It’s the day our son has been waiting for. The big dance is tonight. He has made plans with multiple friends, and even scouted out transportation for the way there. He has talked about this for a month or so, both to us and others. He is pumped. Except, we have to tell him he isn’t going anymore.

We sat him down the morning of and explained that because of some of the choices he had been making lately, we didn’t feel safe letting him go. We had too many fears and thought it would be easier to take it away than to let one of fears come true and be full of regret.

The night before the dance we made the decision. “He’s going to be devastated. I feel awful,” my husband said.

“I hear you. I guess this is real parenting,” was my retort. I remember when I thought labor was the hard work.

He’s our oldest and, as we like to joke, our trial run. We’ve never had a kid his age and we’re always trying to make sure we set the right precedent for the siblings who follow, even when it means we have to be the bad guys.

The morning came, and we explained that he couldn’t go; we told him why multiple times. We said we loved him, and we knew he was capable of better behavior and that hopefully he could go to the next dance. And the whole conversation fell on a kid who was hating his choices, hating his consequences, and hating us.

“This is the worst news of my entire life,” he lamented. Yikes.

He left for school and I could see the sadness in my husband’s eyes. “You’re feeling pretty crappy, aren’t you?” I asked. I already knew the answer, because I felt the same.

We reminded ourselves again and again that we made the right decision. We realized this is just the start of being the awful, evil doing parents who put boundaries in place to protect their kids.

I honestly don’t know how we’re going to survive this over and over. It seems to be getting harder as he grows. Gone are the days of “don’t touch that” or “put that back” and now we enter the phase of life where behaviours have serious and very real consequences.

We realized this must be our norm now. We must get stronger about processing this, and we have to stay united in our decision-making process for our kids.

Why? Because we set a goal of raising healthy, responsible children that will grow into equipped adults someday.

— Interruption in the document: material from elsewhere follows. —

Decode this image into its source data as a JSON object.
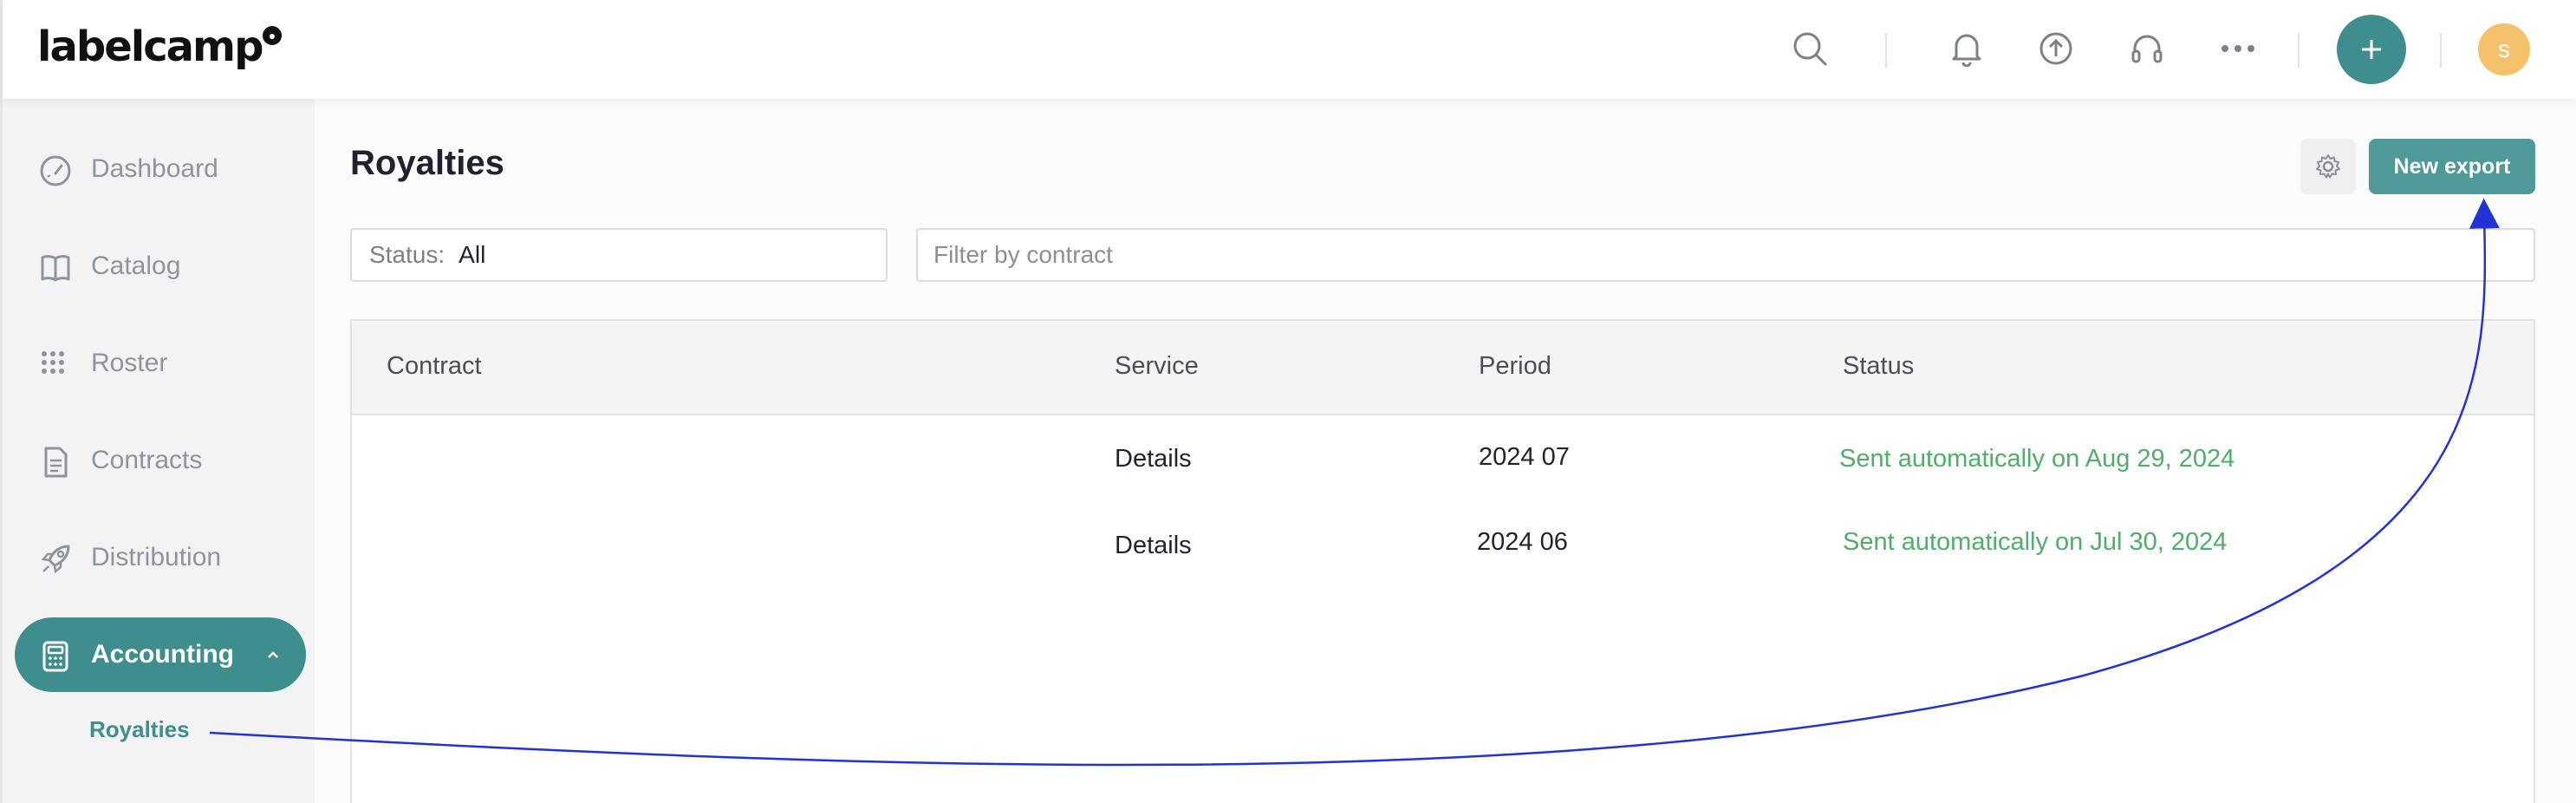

We have got to try our best to live up to that goal! So that means saying no, taking away things that don’t make us feel comfortable, resisting the urge to allow our kids to do whatever the status quo is doing, and it means we have to live with this awful parental sorrow again and again. I think we were both just shocked at how hard it is to be the mean parents. How brutally hard it is!

It sucks being the mean parents. It was so tempting for us to be like, “Oh, never mind. We see how deeply this affects you. Why don’t you go—but you’re on thin ice!” We both wanted to so badly.

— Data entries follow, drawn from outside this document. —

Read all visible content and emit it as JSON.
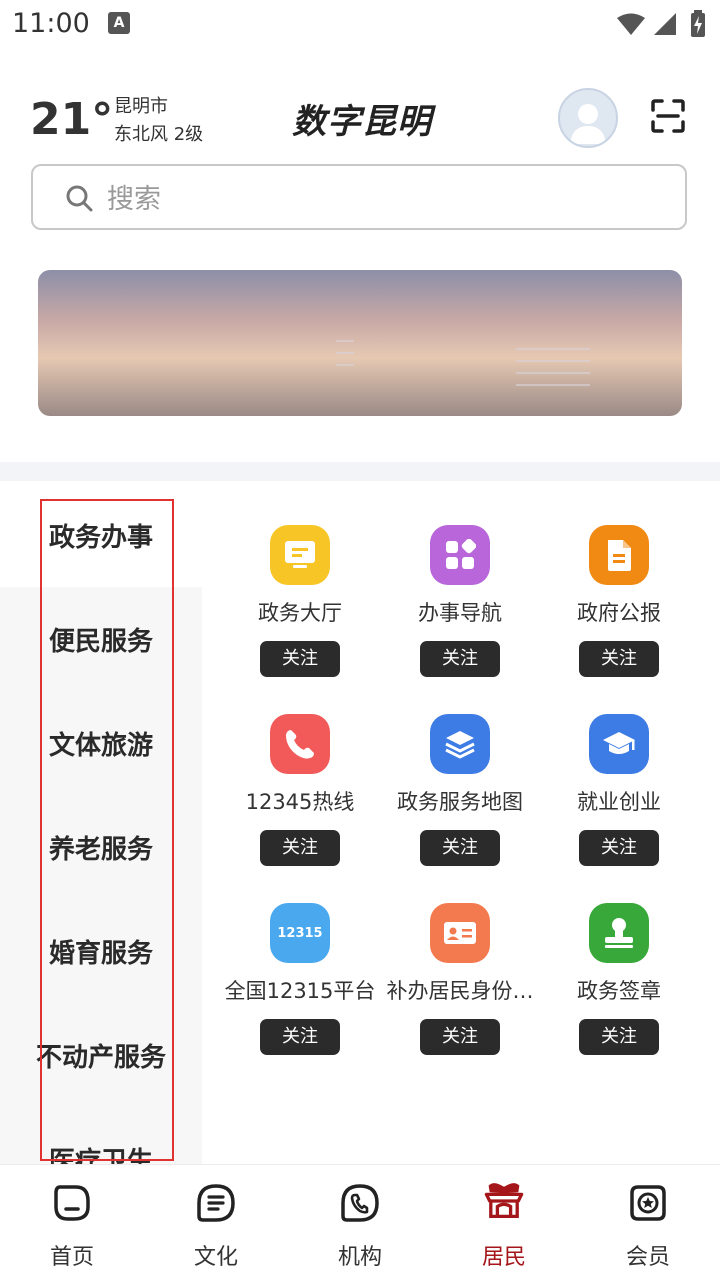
{
  "status": {
    "time": "11:00",
    "a_badge": "A"
  },
  "weather": {
    "temperature": "21°",
    "city": "昆明市",
    "wind": "东北风  2级"
  },
  "header": {
    "logo": "数字昆明"
  },
  "search": {
    "placeholder": "搜索"
  },
  "sidebar": {
    "items": [
      {
        "label": "政务办事"
      },
      {
        "label": "便民服务"
      },
      {
        "label": "文体旅游"
      },
      {
        "label": "养老服务"
      },
      {
        "label": "婚育服务"
      },
      {
        "label": "不动产服务"
      },
      {
        "label": "医疗卫生"
      }
    ],
    "active_index": 0
  },
  "grid": {
    "follow_label": "关注",
    "items": [
      {
        "label": "政务大厅",
        "icon": "screen-icon",
        "color": "#f7c626"
      },
      {
        "label": "办事导航",
        "icon": "apps-icon",
        "color": "#b866d9"
      },
      {
        "label": "政府公报",
        "icon": "document-icon",
        "color": "#f08a12"
      },
      {
        "label": "12345热线",
        "icon": "phone-icon",
        "color": "#f25a5a"
      },
      {
        "label": "政务服务地图",
        "icon": "layers-icon",
        "color": "#3d7be5"
      },
      {
        "label": "就业创业",
        "icon": "graduation-cap-icon",
        "color": "#3d7be5"
      },
      {
        "label": "全国12315平台",
        "icon": "badge-12315-icon",
        "color": "#4aa9ee",
        "badge": "12315"
      },
      {
        "label": "补办居民身份…",
        "icon": "id-card-icon",
        "color": "#f27a4e"
      },
      {
        "label": "政务签章",
        "icon": "stamp-icon",
        "color": "#39a83a"
      }
    ]
  },
  "nav": {
    "active_index": 3,
    "accent": "#a5161b",
    "items": [
      {
        "label": "首页",
        "icon": "home-icon"
      },
      {
        "label": "文化",
        "icon": "culture-icon"
      },
      {
        "label": "机构",
        "icon": "institution-icon"
      },
      {
        "label": "居民",
        "icon": "resident-icon"
      },
      {
        "label": "会员",
        "icon": "member-icon"
      }
    ]
  }
}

But then the time of the dance came and went and the following morning I woke up without regret. I knew we had made the right choice and I was glad that we didn’t give in, however tempting. We stayed firm and we all survived it. Hallelujah!

The son who got “the worst news of his life” seemed to survive the night and still appears to love us, maybe a smidge less now, but he still loves us. I’m sure he will forgive us someday, right?

Now, we will focus on our goal of not having to do this again when the next dance comes around and encouraging him to make the choices we know he is capable of. That parenting, although still hard, is a lot better than being the mean parents who say no and squash hopes.

Someday, I hope he realizes we were on his team all along, even when it didn’t feel like it.

It’s not easy to be the mean parents. It will be worth it in the long run, though.

And here I was thinking the days of teething were torturous . . . 

Leslie Deane-Mountjoy

Leslie Deane-Mountjoy is trying hard to persue Jesus more and more everyday. She loves her husband and four kids, writing, and chocolate. She has overcome a lot of pain and wants desperately to encourage others to grow in their faith, and accept the healing God offers.